--- Goal of the exercise ---
The records below need to be repeated exactly, though not their pictures.

[Component data from apps and pages]
########

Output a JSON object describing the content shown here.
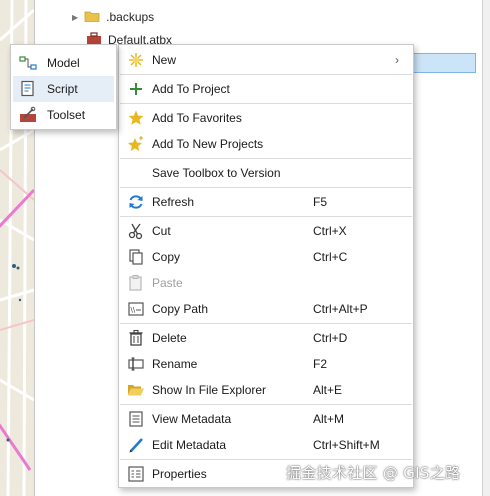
{
  "tree": {
    "items": [
      {
        "label": ".backups",
        "icon": "folder-icon"
      },
      {
        "label": "Default.atbx",
        "icon": "toolbox-icon"
      }
    ]
  },
  "submenu": {
    "items": [
      {
        "label": "Model",
        "icon": "model-icon"
      },
      {
        "label": "Script",
        "icon": "script-icon"
      },
      {
        "label": "Toolset",
        "icon": "toolset-icon"
      }
    ],
    "hover_index": 1
  },
  "menu": {
    "new": {
      "label": "New",
      "icon": "sparkle-icon"
    },
    "add_to_project": {
      "label": "Add To Project",
      "icon": "plus-icon"
    },
    "add_to_favorites": {
      "label": "Add To Favorites",
      "icon": "star-icon"
    },
    "add_to_new_projects": {
      "label": "Add To New Projects",
      "icon": "star-sparkle-icon"
    },
    "save_toolbox_to_version": {
      "label": "Save Toolbox to Version"
    },
    "refresh": {
      "label": "Refresh",
      "shortcut": "F5",
      "icon": "refresh-icon"
    },
    "cut": {
      "label": "Cut",
      "shortcut": "Ctrl+X",
      "icon": "scissors-icon"
    },
    "copy": {
      "label": "Copy",
      "shortcut": "Ctrl+C",
      "icon": "copy-icon"
    },
    "paste": {
      "label": "Paste",
      "icon": "paste-icon",
      "disabled": true
    },
    "copy_path": {
      "label": "Copy Path",
      "shortcut": "Ctrl+Alt+P",
      "icon": "copy-path-icon"
    },
    "delete": {
      "label": "Delete",
      "shortcut": "Ctrl+D",
      "icon": "trash-icon"
    },
    "rename": {
      "label": "Rename",
      "shortcut": "F2",
      "icon": "rename-icon"
    },
    "show_in_explorer": {
      "label": "Show In File Explorer",
      "shortcut": "Alt+E",
      "icon": "open-folder-icon"
    },
    "view_metadata": {
      "label": "View Metadata",
      "shortcut": "Alt+M",
      "icon": "document-icon"
    },
    "edit_metadata": {
      "label": "Edit Metadata",
      "shortcut": "Ctrl+Shift+M",
      "icon": "pencil-icon"
    },
    "properties": {
      "label": "Properties",
      "icon": "properties-icon"
    }
  },
  "watermark": "掘金技术社区 @ GIS之路",
  "colors": {
    "selection": "#cce4f7",
    "accent_blue": "#1e7bd4",
    "plus_green": "#3a8a3a",
    "star_gold": "#e8b820",
    "folder_yellow": "#e8c24a",
    "delete_dark": "#444444",
    "map_bg": "#eee9dd"
  }
}
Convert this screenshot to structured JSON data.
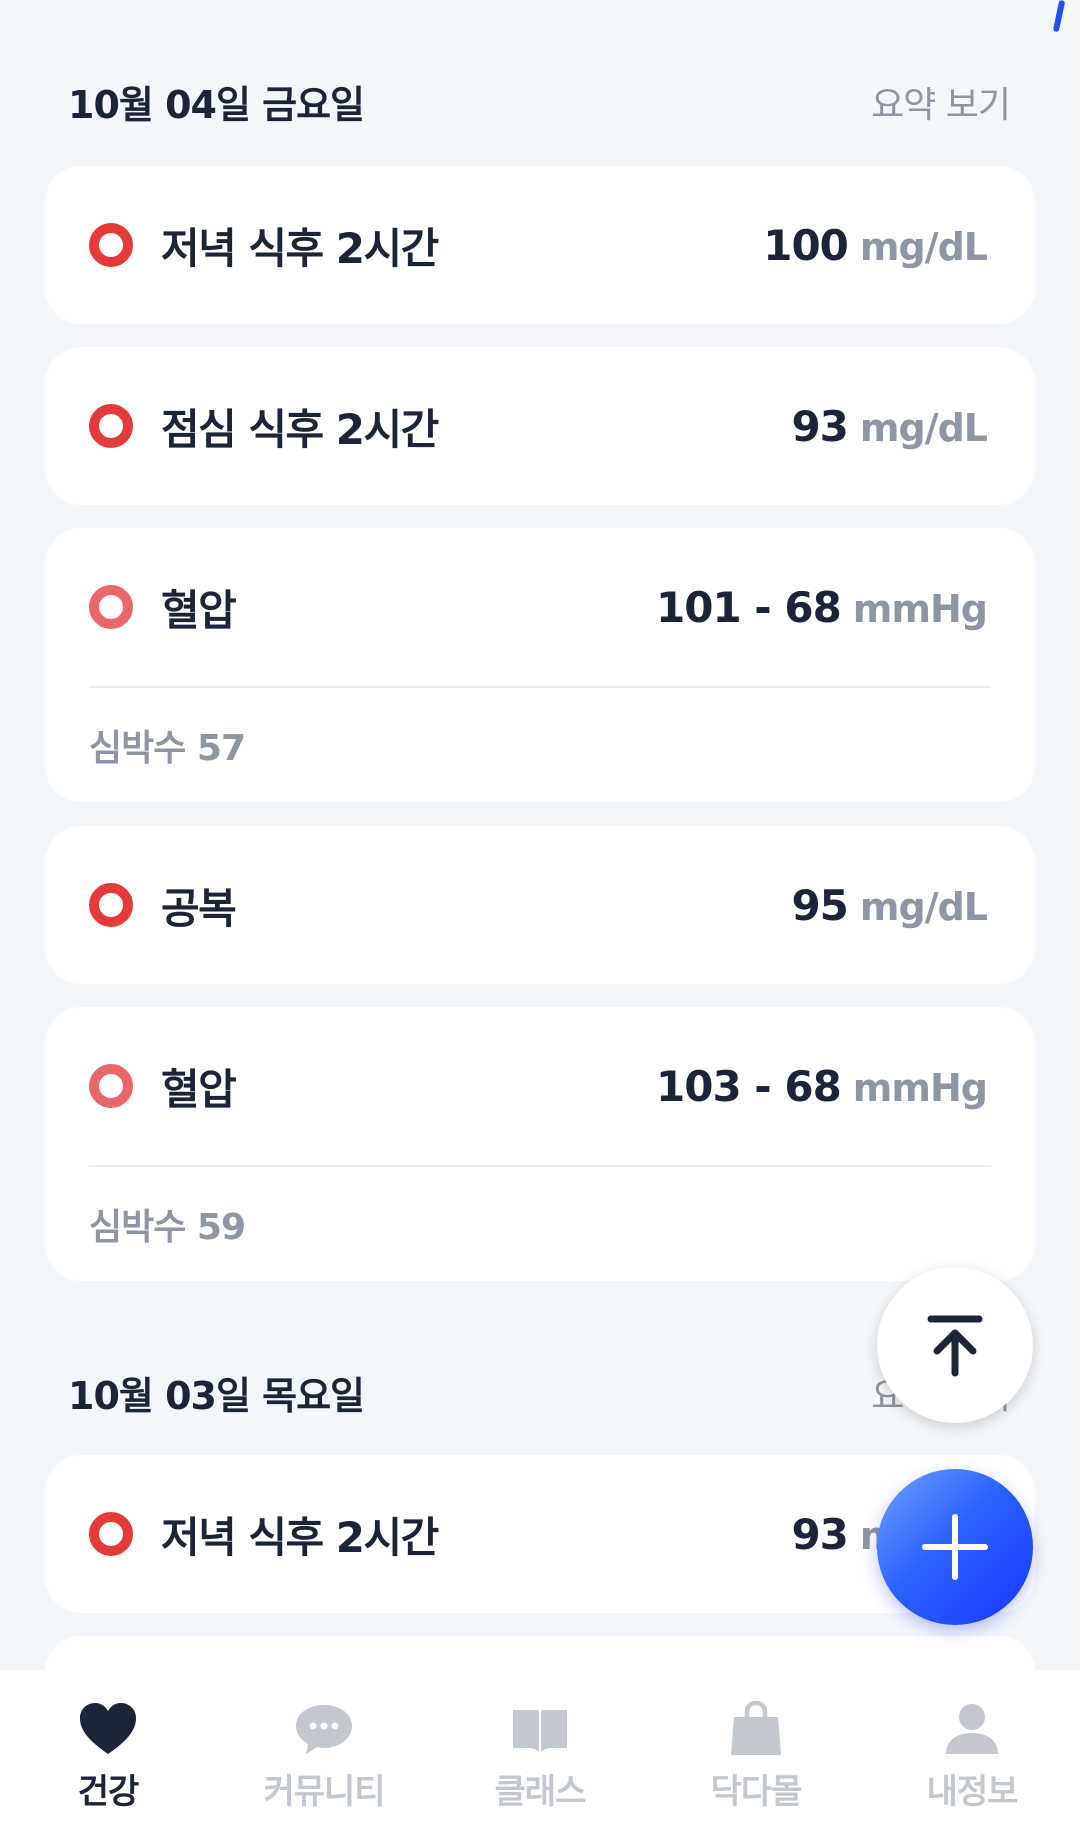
{
  "days": [
    {
      "date": "10월 04일 금요일",
      "summary_label": "요약 보기",
      "records": [
        {
          "type": "glucose",
          "label": "저녁 식후 2시간",
          "value": "100",
          "unit": "mg/dL"
        },
        {
          "type": "glucose",
          "label": "점심 식후 2시간",
          "value": "93",
          "unit": "mg/dL"
        },
        {
          "type": "bp",
          "label": "혈압",
          "value": "101 - 68",
          "unit": "mmHg",
          "sub": "심박수 57"
        },
        {
          "type": "glucose",
          "label": "공복",
          "value": "95",
          "unit": "mg/dL"
        },
        {
          "type": "bp",
          "label": "혈압",
          "value": "103 - 68",
          "unit": "mmHg",
          "sub": "심박수 59"
        }
      ]
    },
    {
      "date": "10월 03일 목요일",
      "summary_label": "요약 보기",
      "records": [
        {
          "type": "glucose",
          "label": "저녁 식후 2시간",
          "value": "93",
          "unit": "mg/dL"
        }
      ]
    }
  ],
  "fab": {
    "scroll_top_icon": "arrow-up-to-top-icon",
    "add_icon": "plus-icon"
  },
  "tabs": [
    {
      "label": "건강",
      "icon": "heart-icon",
      "active": true
    },
    {
      "label": "커뮤니티",
      "icon": "chat-bubble-icon",
      "active": false
    },
    {
      "label": "클래스",
      "icon": "book-icon",
      "active": false
    },
    {
      "label": "닥다몰",
      "icon": "shopping-bag-icon",
      "active": false
    },
    {
      "label": "내정보",
      "icon": "person-icon",
      "active": false
    }
  ],
  "colors": {
    "background": "#f3f6fa",
    "glucose_dot": "#e33a3a",
    "bp_dot": "#e9676a",
    "primary_text": "#1c2438",
    "secondary_text": "#8f96a3",
    "fab_blue": "#1f4fff",
    "tab_inactive": "#c3c8d0"
  }
}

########

--- Result for this exercise ---
Output a JSON object describing the content shown here.
{
  "tree": {
    "items": [
      {
        "label": ".backups",
        "icon": "folder-icon"
      },
      {
        "label": "Default.atbx",
        "icon": "toolbox-icon"
      }
    ]
  },
  "submenu": {
    "items": [
      {
        "label": "Model",
        "icon": "model-icon"
      },
      {
        "label": "Script",
        "icon": "script-icon"
      },
      {
        "label": "Toolset",
        "icon": "toolset-icon"
      }
    ],
    "hover_index": 1
  },
  "menu": {
    "new": {
      "label": "New",
      "icon": "sparkle-icon"
    },
    "add_to_project": {
      "label": "Add To Project",
      "icon": "plus-icon"
    },
    "add_to_favorites": {
      "label": "Add To Favorites",
      "icon": "star-icon"
    },
    "add_to_new_projects": {
      "label": "Add To New Projects",
      "icon": "star-sparkle-icon"
    },
    "save_toolbox_to_version": {
      "label": "Save Toolbox to Version"
    },
    "refresh": {
      "label": "Refresh",
      "shortcut": "F5",
      "icon": "refresh-icon"
    },
    "cut": {
      "label": "Cut",
      "shortcut": "Ctrl+X",
      "icon": "scissors-icon"
    },
    "copy": {
      "label": "Copy",
      "shortcut": "Ctrl+C",
      "icon": "copy-icon"
    },
    "paste": {
      "label": "Paste",
      "icon": "paste-icon",
      "disabled": true
    },
    "copy_path": {
      "label": "Copy Path",
      "shortcut": "Ctrl+Alt+P",
      "icon": "copy-path-icon"
    },
    "delete": {
      "label": "Delete",
      "shortcut": "Ctrl+D",
      "icon": "trash-icon"
    },
    "rename": {
      "label": "Rename",
      "shortcut": "F2",
      "icon": "rename-icon"
    },
    "show_in_explorer": {
      "label": "Show In File Explorer",
      "shortcut": "Alt+E",
      "icon": "open-folder-icon"
    },
    "view_metadata": {
      "label": "View Metadata",
      "shortcut": "Alt+M",
      "icon": "document-icon"
    },
    "edit_metadata": {
      "label": "Edit Metadata",
      "shortcut": "Ctrl+Shift+M",
      "icon": "pencil-icon"
    },
    "properties": {
      "label": "Properties",
      "icon": "properties-icon"
    }
  },
  "watermark": "掘金技术社区 @ GIS之路",
  "colors": {
    "selection": "#cce4f7",
    "accent_blue": "#1e7bd4",
    "plus_green": "#3a8a3a",
    "star_gold": "#e8b820",
    "folder_yellow": "#e8c24a",
    "delete_dark": "#444444",
    "map_bg": "#eee9dd"
  }
}
Convert this screenshot to structured JSON data.
{
  "days": [
    {
      "date": "10월 04일 금요일",
      "summary_label": "요약 보기",
      "records": [
        {
          "type": "glucose",
          "label": "저녁 식후 2시간",
          "value": "100",
          "unit": "mg/dL"
        },
        {
          "type": "glucose",
          "label": "점심 식후 2시간",
          "value": "93",
          "unit": "mg/dL"
        },
        {
          "type": "bp",
          "label": "혈압",
          "value": "101 - 68",
          "unit": "mmHg",
          "sub": "심박수 57"
        },
        {
          "type": "glucose",
          "label": "공복",
          "value": "95",
          "unit": "mg/dL"
        },
        {
          "type": "bp",
          "label": "혈압",
          "value": "103 - 68",
          "unit": "mmHg",
          "sub": "심박수 59"
        }
      ]
    },
    {
      "date": "10월 03일 목요일",
      "summary_label": "요약 보기",
      "records": [
        {
          "type": "glucose",
          "label": "저녁 식후 2시간",
          "value": "93",
          "unit": "mg/dL"
        }
      ]
    }
  ],
  "fab": {
    "scroll_top_icon": "arrow-up-to-top-icon",
    "add_icon": "plus-icon"
  },
  "tabs": [
    {
      "label": "건강",
      "icon": "heart-icon",
      "active": true
    },
    {
      "label": "커뮤니티",
      "icon": "chat-bubble-icon",
      "active": false
    },
    {
      "label": "클래스",
      "icon": "book-icon",
      "active": false
    },
    {
      "label": "닥다몰",
      "icon": "shopping-bag-icon",
      "active": false
    },
    {
      "label": "내정보",
      "icon": "person-icon",
      "active": false
    }
  ],
  "colors": {
    "background": "#f3f6fa",
    "glucose_dot": "#e33a3a",
    "bp_dot": "#e9676a",
    "primary_text": "#1c2438",
    "secondary_text": "#8f96a3",
    "fab_blue": "#1f4fff",
    "tab_inactive": "#c3c8d0"
  }
}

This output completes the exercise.